Educators inherently know that empathy is important to the operation of their classrooms and the success of their students. Educators must meet the needs of each of their students, no matter their background. At the core of this educational mission is the teacher’s ability to empathize with these students, moving beyond the teacher’s perspective to those of the children he or she encounters. Beyond this there is also the argument that empathy itself should be a goal of education; students should leave the classroom or school environment equipped with skills to build meaningful relationships with their peers  (Empathy in the Classroom)

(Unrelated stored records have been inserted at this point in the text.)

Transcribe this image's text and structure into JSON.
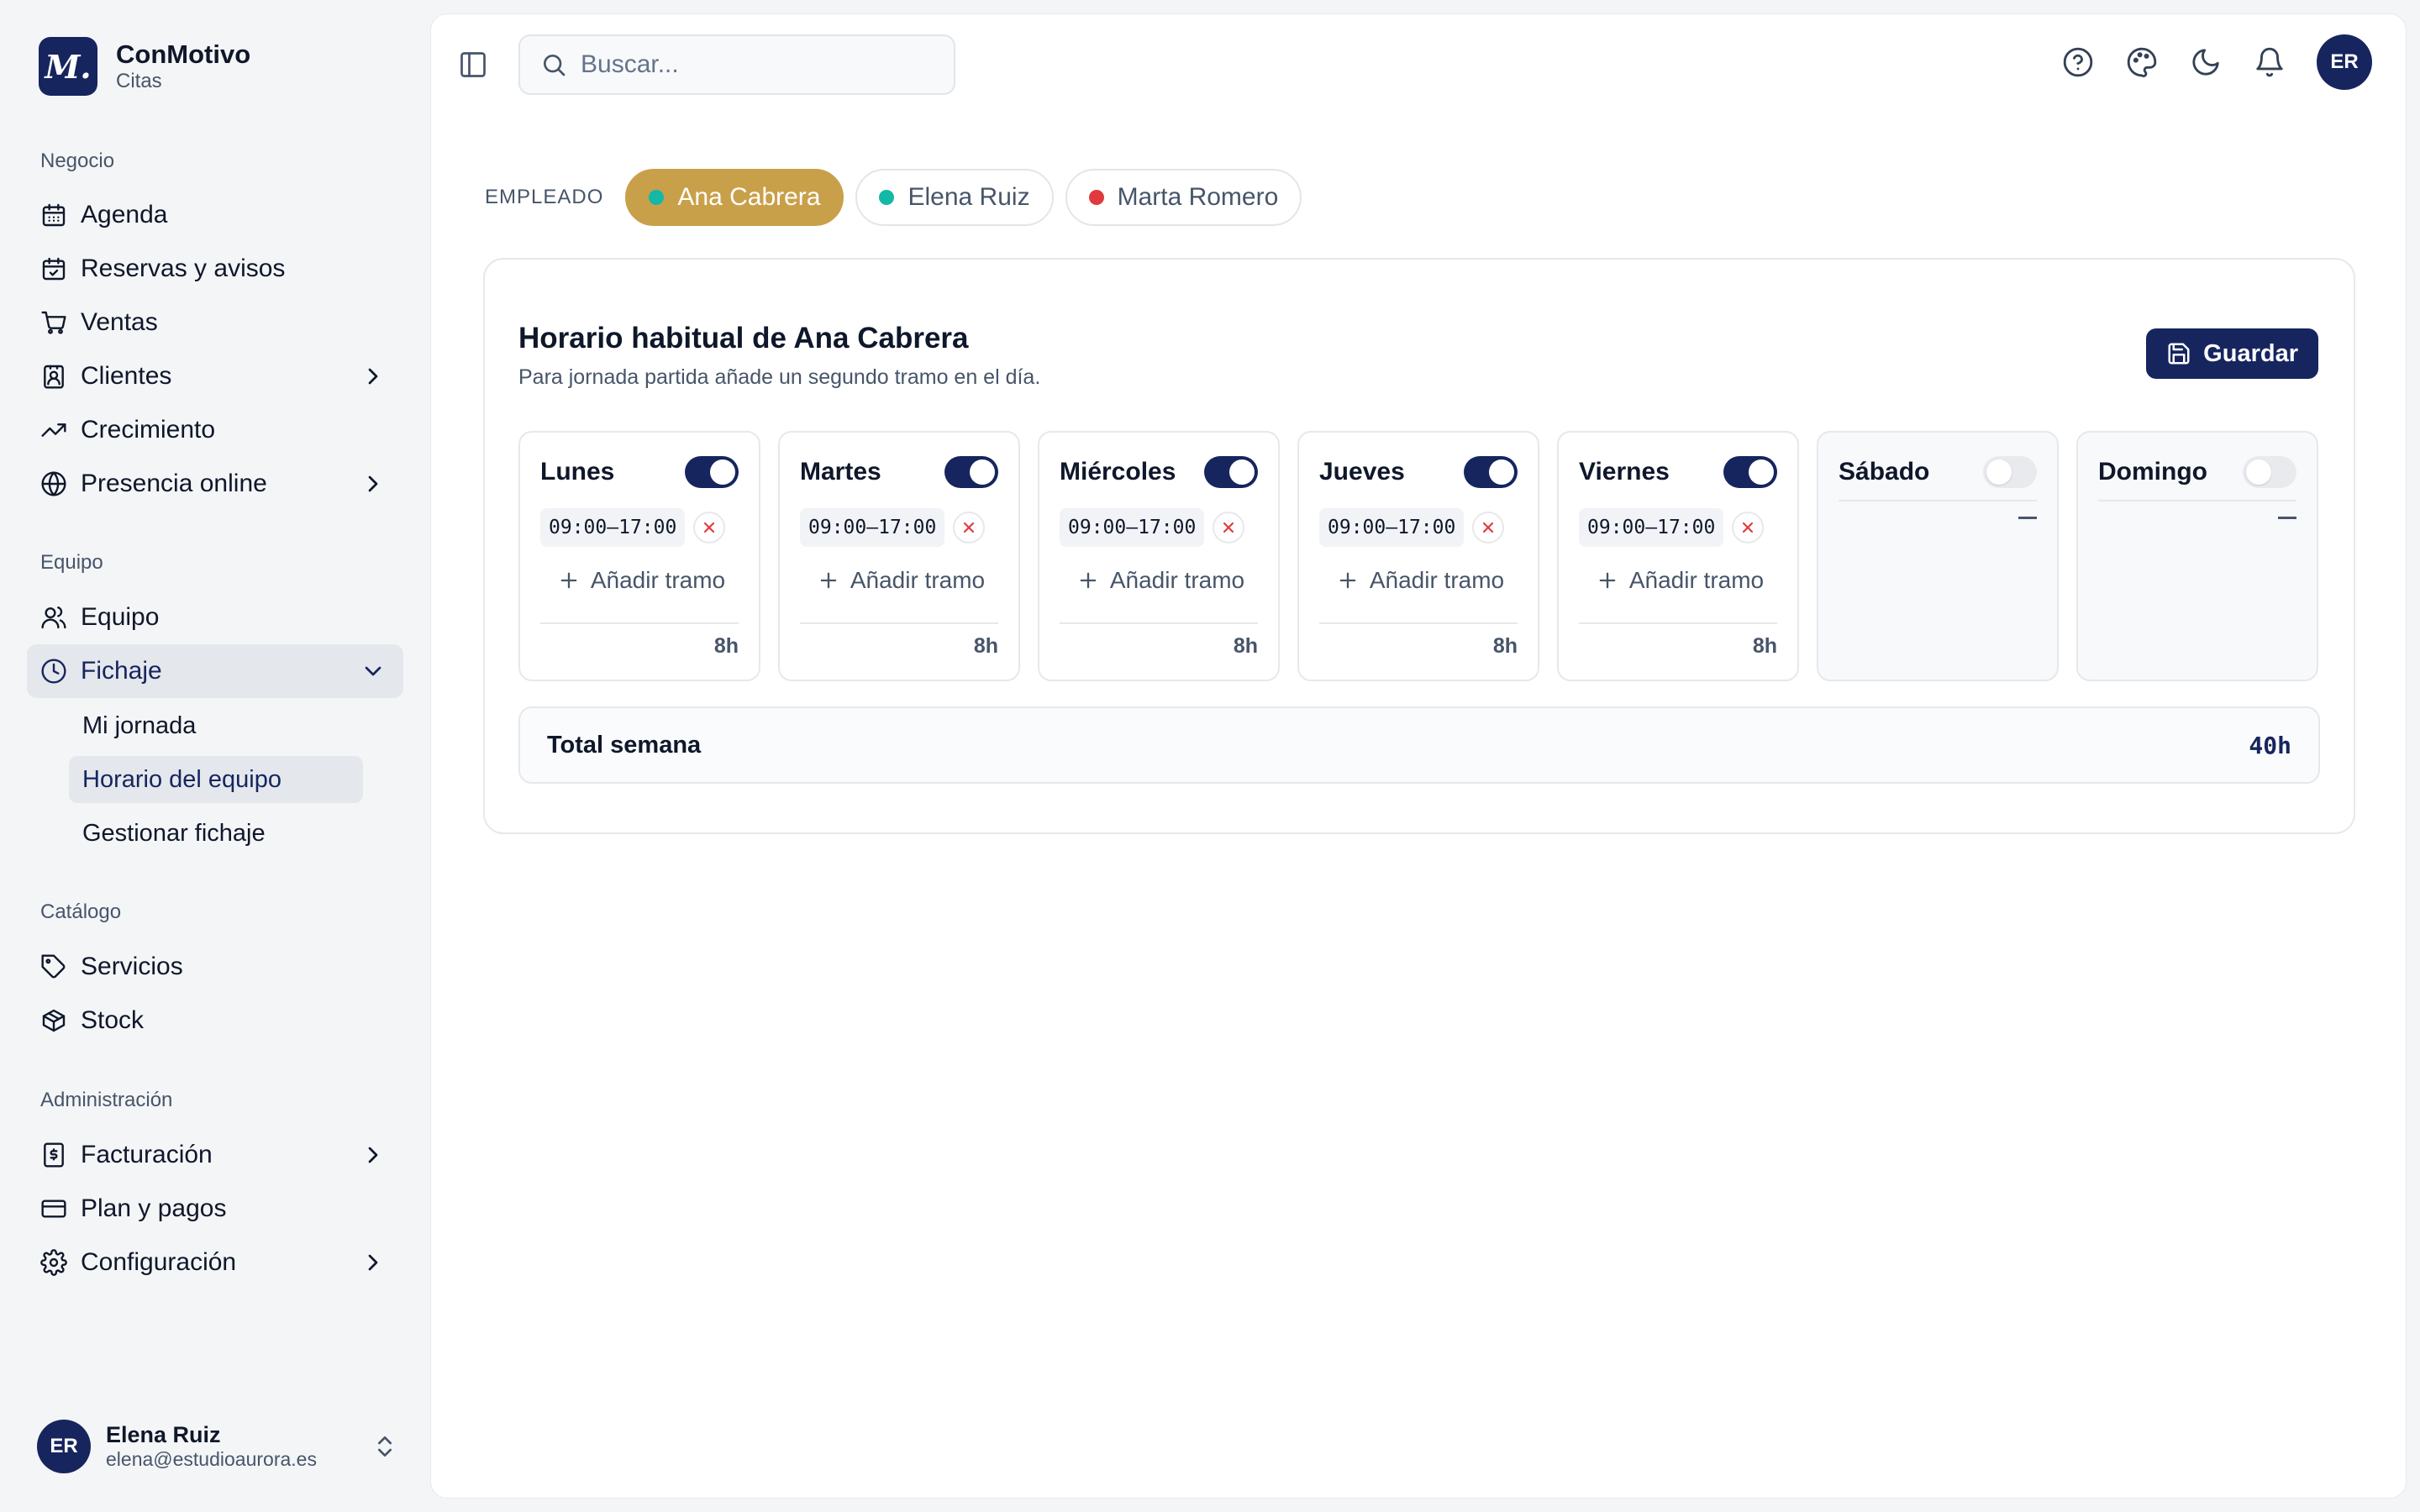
{
  "brand": {
    "logo_letter": "M.",
    "name": "ConMotivo",
    "sub": "Citas"
  },
  "sidebar": {
    "sections": [
      {
        "title": "Negocio",
        "items": [
          {
            "label": "Agenda",
            "icon": "calendar-icon"
          },
          {
            "label": "Reservas y avisos",
            "icon": "calendar-check-icon"
          },
          {
            "label": "Ventas",
            "icon": "cart-icon"
          },
          {
            "label": "Clientes",
            "icon": "contact-icon",
            "chevron": true
          },
          {
            "label": "Crecimiento",
            "icon": "trending-icon"
          },
          {
            "label": "Presencia online",
            "icon": "globe-icon",
            "chevron": true
          }
        ]
      },
      {
        "title": "Equipo",
        "items": [
          {
            "label": "Equipo",
            "icon": "users-icon"
          },
          {
            "label": "Fichaje",
            "icon": "clock-icon",
            "expanded": true,
            "active": true,
            "sub": [
              {
                "label": "Mi jornada"
              },
              {
                "label": "Horario del equipo",
                "active": true
              },
              {
                "label": "Gestionar fichaje"
              }
            ]
          }
        ]
      },
      {
        "title": "Catálogo",
        "items": [
          {
            "label": "Servicios",
            "icon": "tag-icon"
          },
          {
            "label": "Stock",
            "icon": "box-icon"
          }
        ]
      },
      {
        "title": "Administración",
        "items": [
          {
            "label": "Facturación",
            "icon": "invoice-icon",
            "chevron": true
          },
          {
            "label": "Plan y pagos",
            "icon": "credit-card-icon"
          },
          {
            "label": "Configuración",
            "icon": "gear-icon",
            "chevron": true
          }
        ]
      }
    ]
  },
  "user": {
    "initials": "ER",
    "name": "Elena Ruiz",
    "email": "elena@estudioaurora.es"
  },
  "topbar": {
    "search_placeholder": "Buscar...",
    "avatar_initials": "ER"
  },
  "employees": {
    "label": "EMPLEADO",
    "list": [
      {
        "name": "Ana Cabrera",
        "dot_color": "#14b8a6",
        "selected": true
      },
      {
        "name": "Elena Ruiz",
        "dot_color": "#14b8a6",
        "selected": false
      },
      {
        "name": "Marta Romero",
        "dot_color": "#e03a3e",
        "selected": false
      }
    ]
  },
  "schedule": {
    "title": "Horario habitual de Ana Cabrera",
    "subtitle": "Para jornada partida añade un segundo tramo en el día.",
    "save_label": "Guardar",
    "add_slot_label": "Añadir tramo",
    "days": [
      {
        "name": "Lunes",
        "enabled": true,
        "start": "09:00",
        "end": "17:00",
        "hours": "8h"
      },
      {
        "name": "Martes",
        "enabled": true,
        "start": "09:00",
        "end": "17:00",
        "hours": "8h"
      },
      {
        "name": "Miércoles",
        "enabled": true,
        "start": "09:00",
        "end": "17:00",
        "hours": "8h"
      },
      {
        "name": "Jueves",
        "enabled": true,
        "start": "09:00",
        "end": "17:00",
        "hours": "8h"
      },
      {
        "name": "Viernes",
        "enabled": true,
        "start": "09:00",
        "end": "17:00",
        "hours": "8h"
      },
      {
        "name": "Sábado",
        "enabled": false
      },
      {
        "name": "Domingo",
        "enabled": false
      }
    ],
    "total_label": "Total semana",
    "total_value": "40h"
  },
  "colors": {
    "brand": "#16255e",
    "accent_gold": "#c9a04a",
    "danger": "#e03a3e"
  }
}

educator empathy

Related Posts:

 

Finally in terms of benefits to teaching, learning and the classroom environment, empathy is a necessary precursor in order for the following to develop:

  • Foundation of the teacher-student relationship:  With educator empathy, the learner feels as though the educator has a genuine interest in and really understands him-her.
  • Individualized, differentiated, and personalized education:  There is absolutely no way an educator can tailor instruction to the meet their learners’ needs, interests, desires without empathy.
  • Meeting the social emotional needs of the students:  “Addressing the host of unmet social and emotional needs that students carry into the classroom demands that teachers be able to look below the surface and understand what’s driving a particular set of behaviors” (Unleashing Empathy: How Teachers Transform Classrooms With Emotional Learning).
  • Modeling empathy to increase empathy by the learners: When educators walk the talk of empathy, students can see empathy in action and develop those skills for themselves. ‘Ultimately, creating empathy comes down to leading children by example. “We have to model what we want them to do”‘  (Creating Empathy in the Classroom).

Educators inherently know that empathy is important to the operation of their classrooms and the success of their students. Educators must meet the needs of each of their students, no matter their background. At the core of this educational mission is the teacher’s ability to empathize with these students, moving beyond the teacher’s perspective to those of the children he or she encounters. Beyond this there is also the argument that empathy itself should be a goal of education; students should leave the classroom or school environment equipped with skills to build meaningful relationships with their peers  (Empathy in the Classroom)

 TeacherEmpathy

Related Posts:

Image Credit: https://www.flickr.com/photos/69392086@N06

 

Written by Jackie Gerstein, Ed.D.

April 28, 2014 at 9:18 pm

%d bloggers like this: